> **What you should do**: Could you repeat the records below exactly, leaving out any pictures?

Collected data entries:

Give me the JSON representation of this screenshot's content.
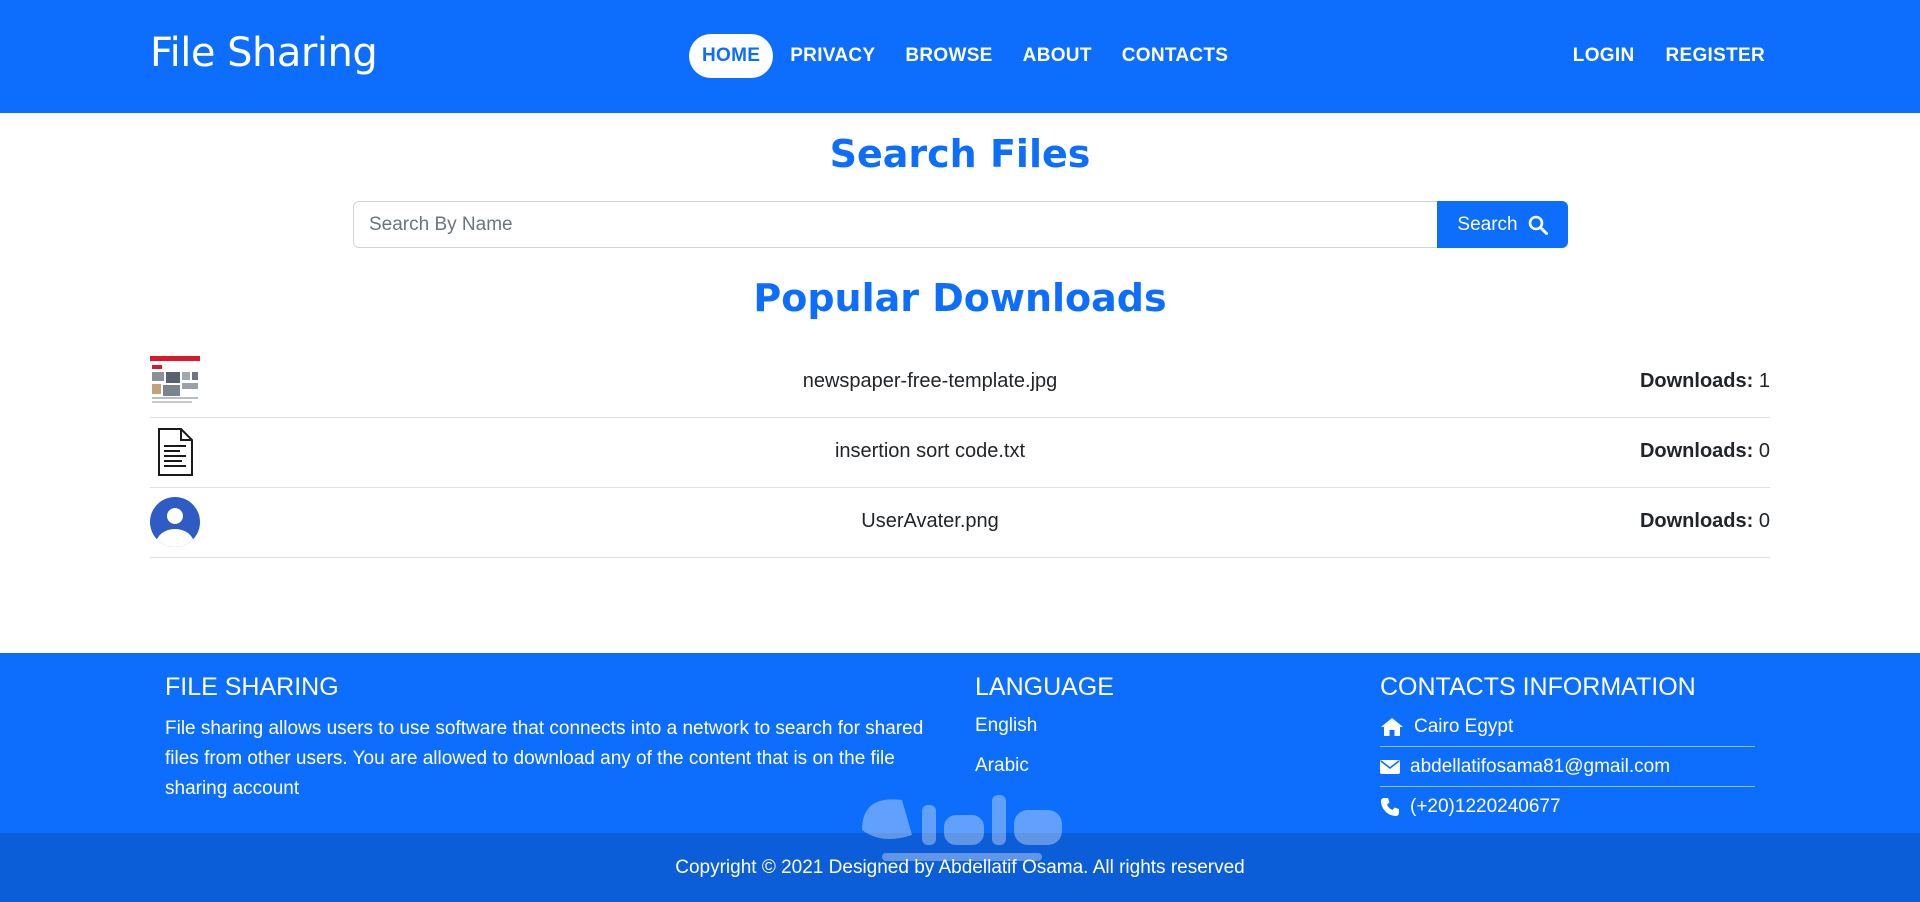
{
  "navbar": {
    "brand": "File Sharing",
    "links": [
      "HOME",
      "PRIVACY",
      "BROWSE",
      "ABOUT",
      "CONTACTS"
    ],
    "active": "HOME",
    "auth": [
      "LOGIN",
      "REGISTER"
    ]
  },
  "search": {
    "title": "Search Files",
    "placeholder": "Search By Name",
    "button_label": "Search"
  },
  "popular": {
    "title": "Popular Downloads",
    "downloads_label": "Downloads:",
    "files": [
      {
        "name": "newspaper-free-template.jpg",
        "downloads": "1",
        "icon": "image-thumbnail"
      },
      {
        "name": "insertion sort code.txt",
        "downloads": "0",
        "icon": "text-file-icon"
      },
      {
        "name": "UserAvater.png",
        "downloads": "0",
        "icon": "user-avatar-icon"
      }
    ]
  },
  "footer": {
    "about_title": "FILE SHARING",
    "about_text": "File sharing allows users to use software that connects into a network to search for shared files from other users. You are allowed to download any of the content that is on the file sharing account",
    "language_title": "LANGUAGE",
    "languages": [
      "English",
      "Arabic"
    ],
    "contacts_title": "CONTACTS INFORMATION",
    "contacts": [
      {
        "icon": "home-icon",
        "text": "Cairo Egypt"
      },
      {
        "icon": "envelope-icon",
        "text": "abdellatifosama81@gmail.com"
      },
      {
        "icon": "phone-icon",
        "text": "(+20)1220240677"
      }
    ]
  },
  "copyright": "Copyright © 2021 Designed by Abdellatif Osama. All rights reserved",
  "colors": {
    "primary": "#0d6efd",
    "footer_bottom": "#0b5ed7"
  }
}
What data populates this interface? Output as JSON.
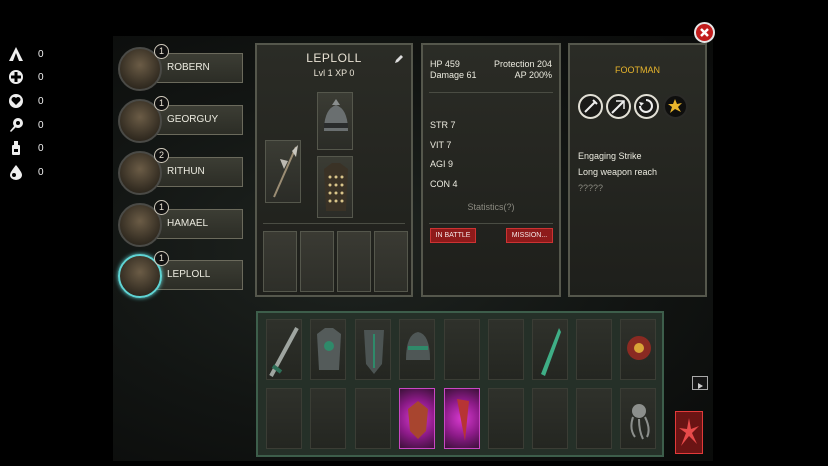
{
  "resources": [
    {
      "icon": "tent-icon",
      "value": "0"
    },
    {
      "icon": "medical-cross-icon",
      "value": "0"
    },
    {
      "icon": "heart-icon",
      "value": "0"
    },
    {
      "icon": "torch-icon",
      "value": "0"
    },
    {
      "icon": "bottle-icon",
      "value": "0"
    },
    {
      "icon": "blood-drop-icon",
      "value": "0"
    }
  ],
  "heroes": [
    {
      "name": "ROBERN",
      "level": "1"
    },
    {
      "name": "GEORGUY",
      "level": "1"
    },
    {
      "name": "RITHUN",
      "level": "2"
    },
    {
      "name": "HAMAEL",
      "level": "1"
    },
    {
      "name": "LEPLOLL",
      "level": "1"
    }
  ],
  "equipment": {
    "hero_name": "LEPLOLL",
    "level_line": "Lvl 1  XP 0"
  },
  "stats": {
    "hp": "HP 459",
    "protection": "Protection 204",
    "damage": "Damage 61",
    "ap": "AP 200%",
    "str": "STR 7",
    "vit": "VIT 7",
    "agi": "AGI 9",
    "con": "CON 4",
    "statistics_label": "Statistics(?)",
    "in_battle_label": "IN BATTLE",
    "mission_label": "MISSION..."
  },
  "hero_class": {
    "title": "FOOTMAN",
    "skill_name": "Engaging Strike",
    "skill_desc": "Long weapon reach",
    "skill_extra": "?????"
  },
  "colors": {
    "accent_gold": "#e8b52c",
    "selected_ring": "#5fd4d4",
    "action_red": "#8e1a1a",
    "glow_magenta": "#d83ad0"
  }
}
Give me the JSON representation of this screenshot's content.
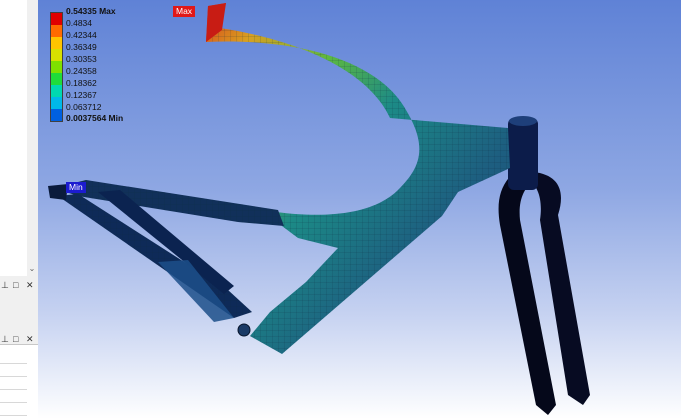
{
  "legend": {
    "entries": [
      {
        "label": "0.54335 Max",
        "color": "#e00000",
        "bold": true
      },
      {
        "label": "0.4834",
        "color": "#ff6a00",
        "bold": false
      },
      {
        "label": "0.42344",
        "color": "#ffc400",
        "bold": false
      },
      {
        "label": "0.36349",
        "color": "#d8e000",
        "bold": false
      },
      {
        "label": "0.30353",
        "color": "#7fe000",
        "bold": false
      },
      {
        "label": "0.24358",
        "color": "#1fdc3a",
        "bold": false
      },
      {
        "label": "0.18362",
        "color": "#00d8b0",
        "bold": false
      },
      {
        "label": "0.12367",
        "color": "#00b8e8",
        "bold": false
      },
      {
        "label": "0.063712",
        "color": "#0060e0",
        "bold": false
      },
      {
        "label": "0.0037564 Min",
        "color": "#0000c8",
        "bold": true
      }
    ]
  },
  "markers": {
    "max_label": "Max",
    "min_label": "Min",
    "max_color": "#e01818",
    "min_color": "#1c1cd0"
  },
  "left_panel": {
    "scroll_down_glyph": "⌄",
    "pane_icons": [
      "⊥",
      "□",
      "✕"
    ]
  }
}
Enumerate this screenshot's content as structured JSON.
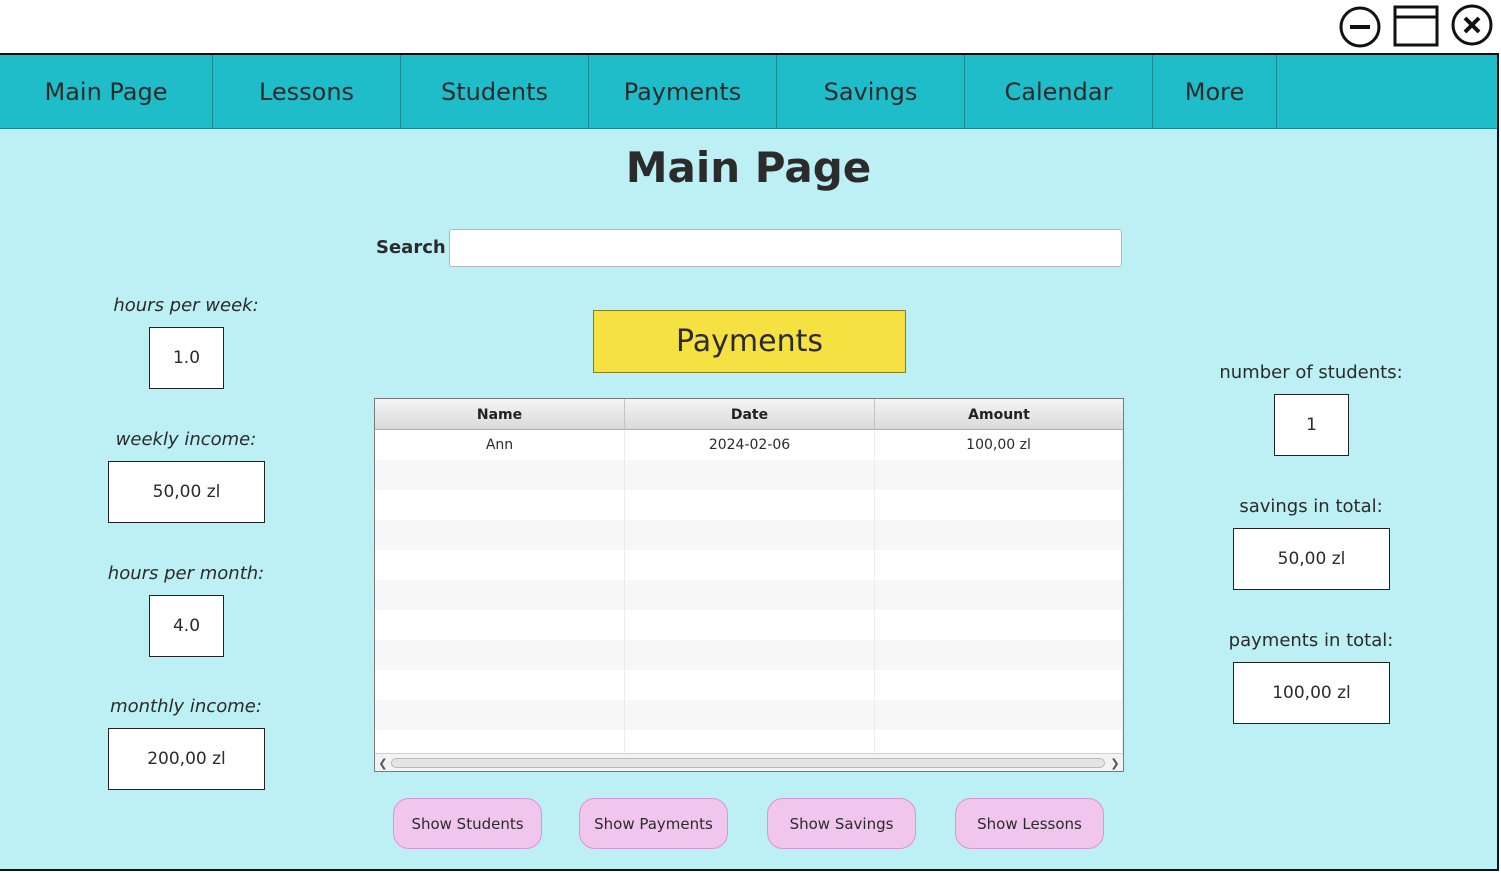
{
  "window": {
    "minimize_icon": "minimize-circle-icon",
    "maximize_icon": "window-maximize-icon",
    "close_icon": "close-circle-icon"
  },
  "nav": {
    "items": [
      {
        "label": "Main Page"
      },
      {
        "label": "Lessons"
      },
      {
        "label": "Students"
      },
      {
        "label": "Payments"
      },
      {
        "label": "Savings"
      },
      {
        "label": "Calendar"
      },
      {
        "label": "More"
      }
    ]
  },
  "page": {
    "title": "Main Page"
  },
  "search": {
    "label": "Search",
    "value": "",
    "placeholder": ""
  },
  "left_stats": {
    "hours_per_week": {
      "label": "hours per week:",
      "value": "1.0"
    },
    "weekly_income": {
      "label": "weekly income:",
      "value": "50,00 zl"
    },
    "hours_per_month": {
      "label": "hours per month:",
      "value": "4.0"
    },
    "monthly_income": {
      "label": "monthly income:",
      "value": "200,00 zl"
    }
  },
  "right_stats": {
    "number_of_students": {
      "label": "number of students:",
      "value": "1"
    },
    "savings_in_total": {
      "label": "savings in total:",
      "value": "50,00 zl"
    },
    "payments_in_total": {
      "label": "payments in total:",
      "value": "100,00 zl"
    }
  },
  "section": {
    "label": "Payments"
  },
  "table": {
    "columns": [
      "Name",
      "Date",
      "Amount"
    ],
    "rows": [
      [
        "Ann",
        "2024-02-06",
        "100,00 zl"
      ]
    ]
  },
  "actions": {
    "show_students": "Show Students",
    "show_payments": "Show Payments",
    "show_savings": "Show Savings",
    "show_lessons": "Show Lessons"
  },
  "colors": {
    "background": "#bcf0f4",
    "navbar": "#1fbdc9",
    "section_button": "#f6e143",
    "pill_button": "#f0c6ee"
  }
}
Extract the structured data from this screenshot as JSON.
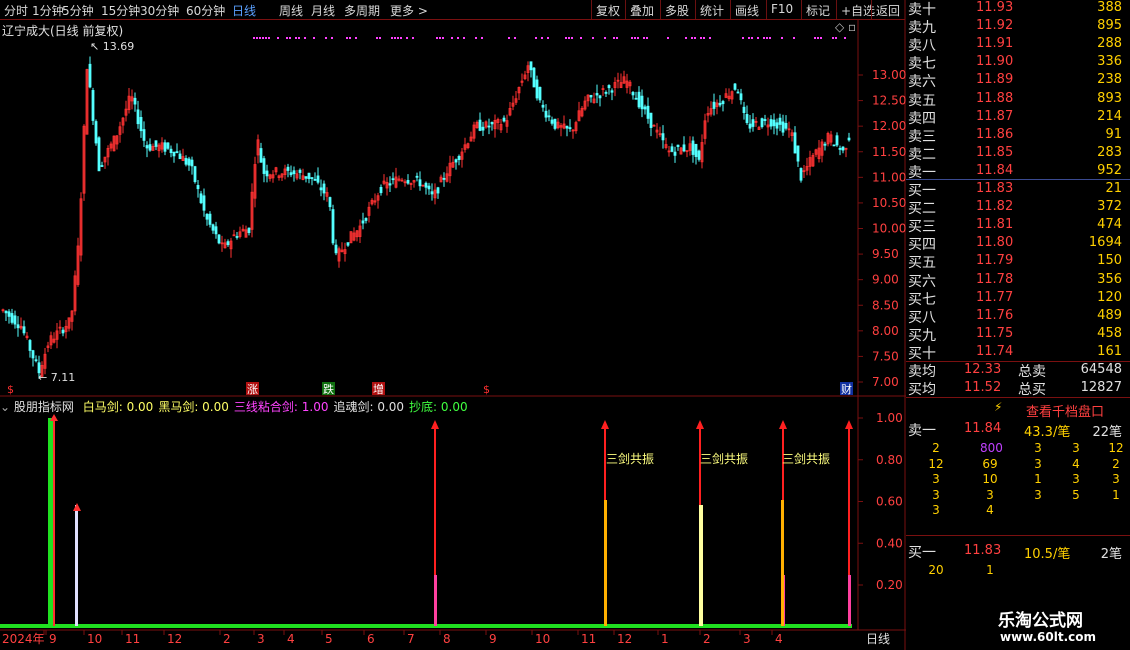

> **Answer for the task**:
Give me the JSON representation of this screenshot's content.
{
  "navbar": {
    "brand": "File Sharing",
    "links": [
      "HOME",
      "PRIVACY",
      "BROWSE",
      "ABOUT",
      "CONTACTS"
    ],
    "active": "HOME",
    "auth": [
      "LOGIN",
      "REGISTER"
    ]
  },
  "search": {
    "title": "Search Files",
    "placeholder": "Search By Name",
    "button_label": "Search"
  },
  "popular": {
    "title": "Popular Downloads",
    "downloads_label": "Downloads:",
    "files": [
      {
        "name": "newspaper-free-template.jpg",
        "downloads": "1",
        "icon": "image-thumbnail"
      },
      {
        "name": "insertion sort code.txt",
        "downloads": "0",
        "icon": "text-file-icon"
      },
      {
        "name": "UserAvater.png",
        "downloads": "0",
        "icon": "user-avatar-icon"
      }
    ]
  },
  "footer": {
    "about_title": "FILE SHARING",
    "about_text": "File sharing allows users to use software that connects into a network to search for shared files from other users. You are allowed to download any of the content that is on the file sharing account",
    "language_title": "LANGUAGE",
    "languages": [
      "English",
      "Arabic"
    ],
    "contacts_title": "CONTACTS INFORMATION",
    "contacts": [
      {
        "icon": "home-icon",
        "text": "Cairo Egypt"
      },
      {
        "icon": "envelope-icon",
        "text": "abdellatifosama81@gmail.com"
      },
      {
        "icon": "phone-icon",
        "text": "(+20)1220240677"
      }
    ]
  },
  "copyright": "Copyright © 2021 Designed by Abdellatif Osama. All rights reserved",
  "colors": {
    "primary": "#0d6efd",
    "footer_bottom": "#0b5ed7"
  }
}
What data populates this interface? Output as JSON.
{
  "resources": [
    {
      "icon": "tent-icon",
      "value": "0"
    },
    {
      "icon": "medical-cross-icon",
      "value": "0"
    },
    {
      "icon": "heart-icon",
      "value": "0"
    },
    {
      "icon": "torch-icon",
      "value": "0"
    },
    {
      "icon": "bottle-icon",
      "value": "0"
    },
    {
      "icon": "blood-drop-icon",
      "value": "0"
    }
  ],
  "heroes": [
    {
      "name": "ROBERN",
      "level": "1"
    },
    {
      "name": "GEORGUY",
      "level": "1"
    },
    {
      "name": "RITHUN",
      "level": "2"
    },
    {
      "name": "HAMAEL",
      "level": "1"
    },
    {
      "name": "LEPLOLL",
      "level": "1"
    }
  ],
  "equipment": {
    "hero_name": "LEPLOLL",
    "level_line": "Lvl 1  XP 0"
  },
  "stats": {
    "hp": "HP 459",
    "protection": "Protection 204",
    "damage": "Damage 61",
    "ap": "AP 200%",
    "str": "STR 7",
    "vit": "VIT 7",
    "agi": "AGI 9",
    "con": "CON 4",
    "statistics_label": "Statistics(?)",
    "in_battle_label": "IN BATTLE",
    "mission_label": "MISSION..."
  },
  "hero_class": {
    "title": "FOOTMAN",
    "skill_name": "Engaging Strike",
    "skill_desc": "Long weapon reach",
    "skill_extra": "?????"
  },
  "colors": {
    "accent_gold": "#e8b52c",
    "selected_ring": "#5fd4d4",
    "action_red": "#8e1a1a",
    "glow_magenta": "#d83ad0"
  }
}
Give me the JSON representation of this screenshot's content.
{
  "legend": {
    "entries": [
      {
        "label": "0.54335 Max",
        "color": "#e00000",
        "bold": true
      },
      {
        "label": "0.4834",
        "color": "#ff6a00",
        "bold": false
      },
      {
        "label": "0.42344",
        "color": "#ffc400",
        "bold": false
      },
      {
        "label": "0.36349",
        "color": "#d8e000",
        "bold": false
      },
      {
        "label": "0.30353",
        "color": "#7fe000",
        "bold": false
      },
      {
        "label": "0.24358",
        "color": "#1fdc3a",
        "bold": false
      },
      {
        "label": "0.18362",
        "color": "#00d8b0",
        "bold": false
      },
      {
        "label": "0.12367",
        "color": "#00b8e8",
        "bold": false
      },
      {
        "label": "0.063712",
        "color": "#0060e0",
        "bold": false
      },
      {
        "label": "0.0037564 Min",
        "color": "#0000c8",
        "bold": true
      }
    ]
  },
  "markers": {
    "max_label": "Max",
    "min_label": "Min",
    "max_color": "#e01818",
    "min_color": "#1c1cd0"
  },
  "left_panel": {
    "scroll_down_glyph": "⌄",
    "pane_icons": [
      "⊥",
      "□",
      "✕"
    ]
  }
}
Enumerate this screenshot's content as structured JSON.
{
  "window": {
    "minimize_icon": "minimize-circle-icon",
    "maximize_icon": "window-maximize-icon",
    "close_icon": "close-circle-icon"
  },
  "nav": {
    "items": [
      {
        "label": "Main Page"
      },
      {
        "label": "Lessons"
      },
      {
        "label": "Students"
      },
      {
        "label": "Payments"
      },
      {
        "label": "Savings"
      },
      {
        "label": "Calendar"
      },
      {
        "label": "More"
      }
    ]
  },
  "page": {
    "title": "Main Page"
  },
  "search": {
    "label": "Search",
    "value": "",
    "placeholder": ""
  },
  "left_stats": {
    "hours_per_week": {
      "label": "hours per week:",
      "value": "1.0"
    },
    "weekly_income": {
      "label": "weekly income:",
      "value": "50,00 zl"
    },
    "hours_per_month": {
      "label": "hours per month:",
      "value": "4.0"
    },
    "monthly_income": {
      "label": "monthly income:",
      "value": "200,00 zl"
    }
  },
  "right_stats": {
    "number_of_students": {
      "label": "number of students:",
      "value": "1"
    },
    "savings_in_total": {
      "label": "savings in total:",
      "value": "50,00 zl"
    },
    "payments_in_total": {
      "label": "payments in total:",
      "value": "100,00 zl"
    }
  },
  "section": {
    "label": "Payments"
  },
  "table": {
    "columns": [
      "Name",
      "Date",
      "Amount"
    ],
    "rows": [
      [
        "Ann",
        "2024-02-06",
        "100,00 zl"
      ]
    ]
  },
  "actions": {
    "show_students": "Show Students",
    "show_payments": "Show Payments",
    "show_savings": "Show Savings",
    "show_lessons": "Show Lessons"
  },
  "colors": {
    "background": "#bcf0f4",
    "navbar": "#1fbdc9",
    "section_button": "#f6e143",
    "pill_button": "#f0c6ee"
  }
}
Extract the structured data from this screenshot as JSON.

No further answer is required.